Quicken Loans offers online loans, and their blog gives financial advice. Not only do customers get Quicken Loans services, but they also get a wealth of financial advice.
3. Create a resource center.
As you create content for your customers, you can compile all of the content into one location, which we call a resource center or help center.
That way if one of your customers gets stuck with your product or service, they can go to the help desk and get an answer right away. A positive example of this strategy is Zapier’s help desk.
As you can see, Zapier has a lot of help documents that explain how to use their software and manage their customer accounts.
Having a help desk also takes a lot of pressure off any support staff you might have. You will get fewer calls and tickets if you have a help desk that answers some of the major questions and problems that your customers have.
Make your customers aware of your help desk so that they know where to go whenever they have trouble. Even if they don’t take advantage of this resource, they will appreciate the fact that it’s there. They can confidently use your products and services knowing that if they ever have any trouble, you’ll be able and willing to help them.

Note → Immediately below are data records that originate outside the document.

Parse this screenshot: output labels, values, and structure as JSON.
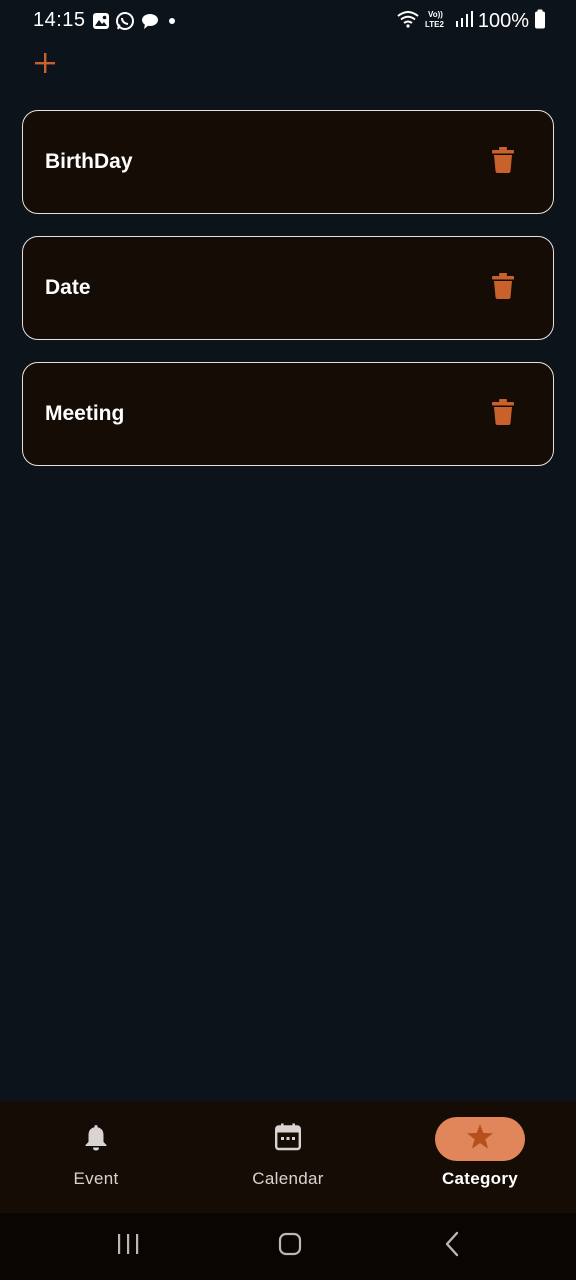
{
  "status_bar": {
    "time": "14:15",
    "battery": "100%",
    "left_icons": [
      "gallery-icon",
      "whatsapp-icon",
      "chat-icon",
      "dot-icon"
    ],
    "right_icons": [
      "wifi-icon",
      "volte-lte2-icon",
      "signal-icon",
      "battery-icon"
    ]
  },
  "toolbar": {
    "add_icon": "plus-icon"
  },
  "categories": [
    {
      "name": "BirthDay",
      "action_icon": "trash-icon"
    },
    {
      "name": "Date",
      "action_icon": "trash-icon"
    },
    {
      "name": "Meeting",
      "action_icon": "trash-icon"
    }
  ],
  "bottom_nav": {
    "items": [
      {
        "label": "Event",
        "icon": "bell-icon",
        "active": false
      },
      {
        "label": "Calendar",
        "icon": "calendar-icon",
        "active": false
      },
      {
        "label": "Category",
        "icon": "star-icon",
        "active": true
      }
    ]
  },
  "system_nav": {
    "buttons": [
      "recents-icon",
      "home-icon",
      "back-icon"
    ]
  },
  "colors": {
    "background": "#0d131b",
    "card": "#150c06",
    "card_border": "#e8e2df",
    "accent": "#c9612c",
    "active_pill": "#e0865a"
  }
}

Make sure you direct your customers to your help desk. You can do this by including a help desk link in your emails, making it easy to find on your website, and training your personnel to make full use of your resource center.
4. Send engaging emails.
When it comes to emailing your list of customers, you don’t have to stop with onboarding emails. One of the best ways to retain customers is to regularly engage them and offer valuable emails that both excite and delight your customers.
If you have any new features or products, announce it to your email list. You can also let your customers know about discounts and sales. Or, if you’ve just published some new content that would be useful to them, link them to it in an email.
Regularly sending valuable emails is a great way to continue building a relationship with your customers. They see your company name in their inbox and remember your brand more frequently. And it also trains them to be excited about your brand because every time you send an email it brings them value.
Here’s an example to study:
As you can see, this is an email announcing new frames for sunglass aficionados. When you send exciting emails like this one every once in a while, your customers want to stick around and take advantage of every new email.
5. Create feedback opportunities.
If you want to understand how to retain your customers, you will have to study your audience. The most effective way to do this is to give them opportunities to provide feedback.
There are a lot of different ways you can ask for feedback from your customers. For example, you can send a brief survey right after they make a purchase or create a button on your web page that leads them to a survey.
Also, consider segmenting your audience. For example, identify a long-time customer and approach them to ask why they’ve been supporting your company for so long.
Once you find out what keeps your customers coming back, you can use that information to advise the rest of your company. This will allow you to focus on those particular strengths and ensure that other customers stay with you for a long time too.
Key Takeaway: Implementing a retention strategy is worth it.
Like any business strategy, it takes time, money, and effort to successfully implement a retention strategy. But the payoff is well worth it. Retaining customers is cheaper than acquiring new ones and there’s a higher chance that current customers will spend more.
If you don’t have a customer retention strategy yet, you’re missing out on revenue. If you do have a strategy in place, it’s still important to determine how effective it is and whether it can be improved.
The first step toward progress is recognizing the potential of a customer retention strategy. Once you’ve done that, it’s time to implement one of the above strategies.
You may make some mistakes along the way as you figure out the best way to keep your customers happy. But, if you keep at it, you’ll eventually slow down the churn, keep more customers, and watch your revenue increase.
This article was written by Compose.ly writer Salvatore Lamborn.